━━━ Task inputs ━━━

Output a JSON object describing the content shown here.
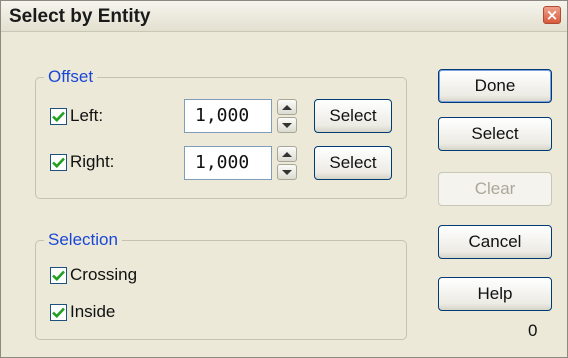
{
  "window": {
    "title": "Select by Entity",
    "close_glyph": "×"
  },
  "offset_group": {
    "legend": "Offset",
    "left": {
      "label": "Left:",
      "checked": true,
      "value": "1,000",
      "select_label": "Select"
    },
    "right": {
      "label": "Right:",
      "checked": true,
      "value": "1,000",
      "select_label": "Select"
    }
  },
  "selection_group": {
    "legend": "Selection",
    "crossing": {
      "label": "Crossing",
      "checked": true
    },
    "inside": {
      "label": "Inside",
      "checked": true
    }
  },
  "buttons": {
    "done": "Done",
    "select": "Select",
    "clear": "Clear",
    "cancel": "Cancel",
    "help": "Help"
  },
  "count": "0",
  "colors": {
    "legend": "#1a47d6",
    "checkmark": "#21a121",
    "close": "#d65a3c"
  }
}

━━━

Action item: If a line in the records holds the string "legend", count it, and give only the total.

Task response: 3